TASK DESCRIPTION: Note every line in the entries that contains the string "Picture", and copy it.

---

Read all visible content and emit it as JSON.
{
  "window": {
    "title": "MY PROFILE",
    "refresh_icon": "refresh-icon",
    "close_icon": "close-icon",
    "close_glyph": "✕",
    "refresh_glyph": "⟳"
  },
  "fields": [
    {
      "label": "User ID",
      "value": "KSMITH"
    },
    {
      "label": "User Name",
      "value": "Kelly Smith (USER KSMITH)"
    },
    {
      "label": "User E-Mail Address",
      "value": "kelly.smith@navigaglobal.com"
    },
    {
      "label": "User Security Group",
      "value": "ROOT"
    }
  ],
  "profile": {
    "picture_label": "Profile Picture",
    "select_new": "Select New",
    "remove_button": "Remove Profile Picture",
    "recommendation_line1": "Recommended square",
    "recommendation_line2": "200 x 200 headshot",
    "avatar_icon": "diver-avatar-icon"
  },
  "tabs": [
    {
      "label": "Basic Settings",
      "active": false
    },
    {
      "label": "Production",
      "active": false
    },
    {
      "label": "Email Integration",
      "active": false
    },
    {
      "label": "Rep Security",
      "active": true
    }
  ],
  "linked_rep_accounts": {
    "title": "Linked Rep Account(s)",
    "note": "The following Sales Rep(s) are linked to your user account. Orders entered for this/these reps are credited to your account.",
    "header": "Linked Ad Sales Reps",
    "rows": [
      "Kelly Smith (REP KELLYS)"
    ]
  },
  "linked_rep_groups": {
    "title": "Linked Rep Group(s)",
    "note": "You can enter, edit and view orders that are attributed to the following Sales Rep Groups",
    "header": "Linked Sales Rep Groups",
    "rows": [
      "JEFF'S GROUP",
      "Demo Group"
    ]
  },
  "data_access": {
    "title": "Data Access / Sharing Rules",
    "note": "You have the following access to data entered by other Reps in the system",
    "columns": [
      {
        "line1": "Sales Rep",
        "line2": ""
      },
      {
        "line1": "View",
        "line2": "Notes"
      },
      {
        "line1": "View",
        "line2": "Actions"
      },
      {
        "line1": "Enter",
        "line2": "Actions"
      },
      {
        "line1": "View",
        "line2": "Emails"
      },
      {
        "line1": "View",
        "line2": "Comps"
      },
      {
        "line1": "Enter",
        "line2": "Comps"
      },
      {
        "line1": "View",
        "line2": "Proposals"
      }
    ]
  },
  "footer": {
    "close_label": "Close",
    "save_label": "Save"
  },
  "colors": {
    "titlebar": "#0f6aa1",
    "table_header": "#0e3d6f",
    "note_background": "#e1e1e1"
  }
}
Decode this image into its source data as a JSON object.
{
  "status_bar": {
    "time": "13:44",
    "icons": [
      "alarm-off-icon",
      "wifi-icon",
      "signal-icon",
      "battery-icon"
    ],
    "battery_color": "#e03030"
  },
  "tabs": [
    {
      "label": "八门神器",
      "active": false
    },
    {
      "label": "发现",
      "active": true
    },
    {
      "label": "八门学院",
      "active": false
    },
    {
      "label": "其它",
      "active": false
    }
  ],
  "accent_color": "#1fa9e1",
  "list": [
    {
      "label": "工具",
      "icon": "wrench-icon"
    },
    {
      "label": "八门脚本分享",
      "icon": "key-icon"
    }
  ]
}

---

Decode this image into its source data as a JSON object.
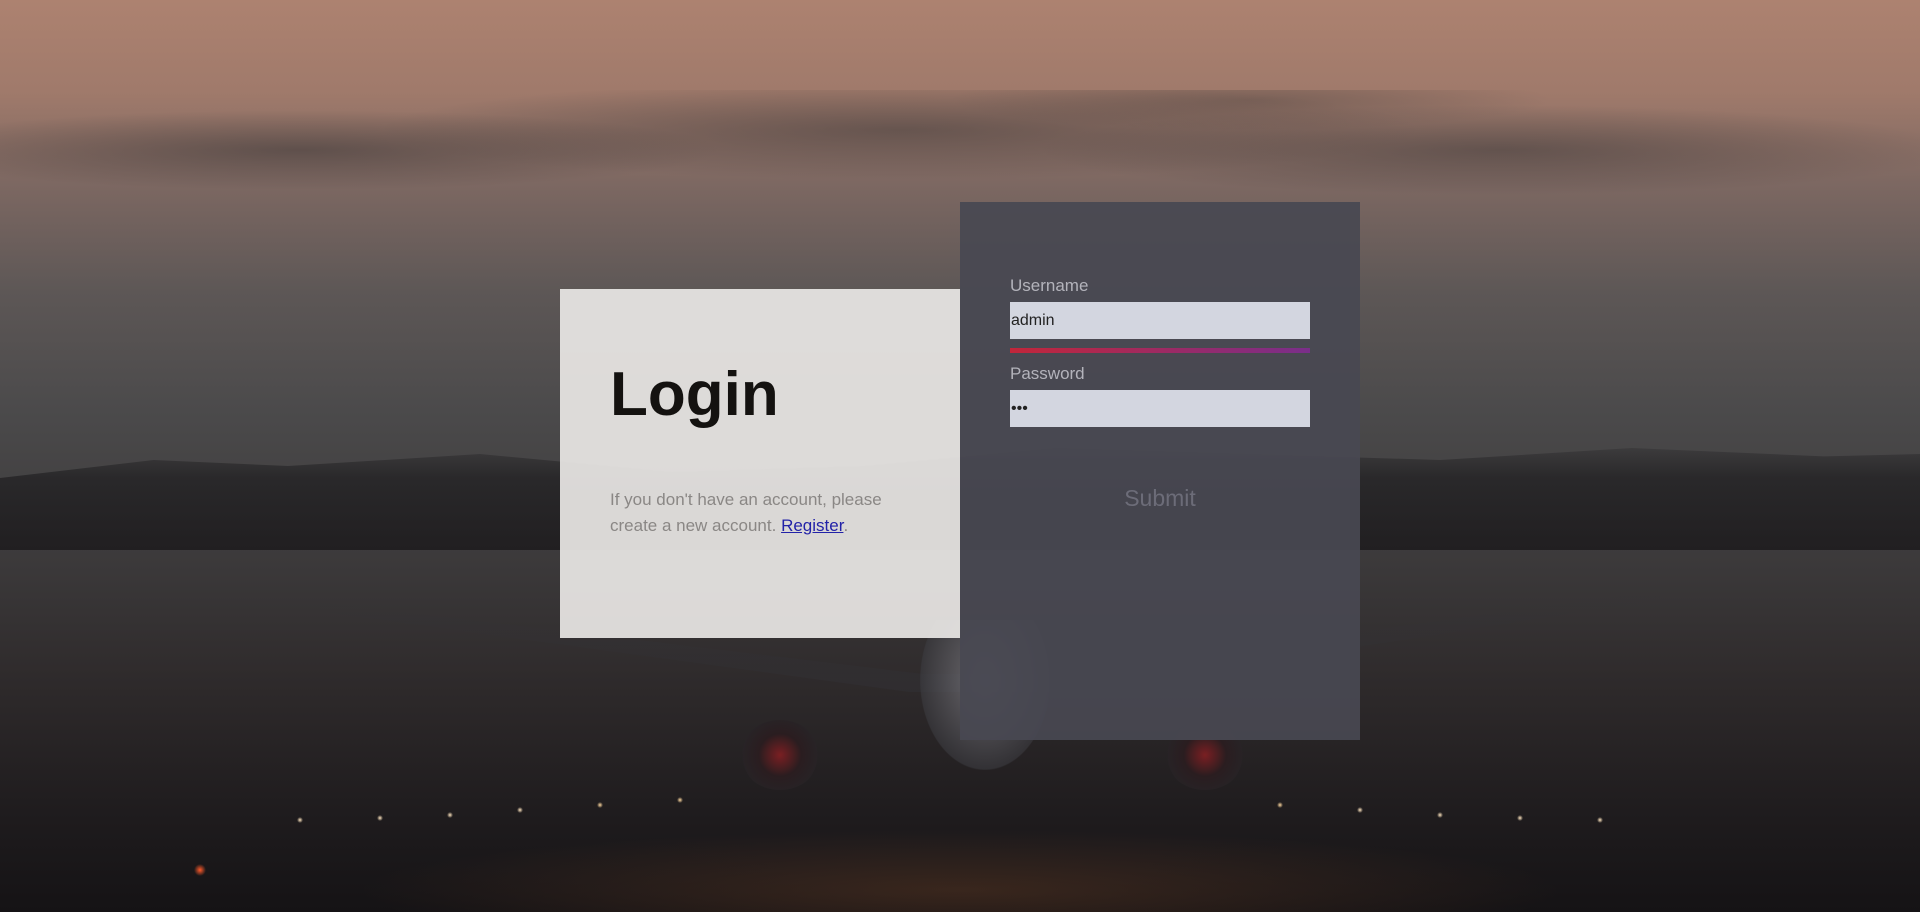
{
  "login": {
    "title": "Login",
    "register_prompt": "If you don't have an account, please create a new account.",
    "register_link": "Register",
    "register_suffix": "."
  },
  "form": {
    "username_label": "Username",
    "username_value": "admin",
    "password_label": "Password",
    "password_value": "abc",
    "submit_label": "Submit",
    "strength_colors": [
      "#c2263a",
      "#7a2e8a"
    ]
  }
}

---

SOLUTION FOR THIS PROBLEM:
    "picture_label": "Profile Picture",
    "remove_button": "Remove Profile Picture",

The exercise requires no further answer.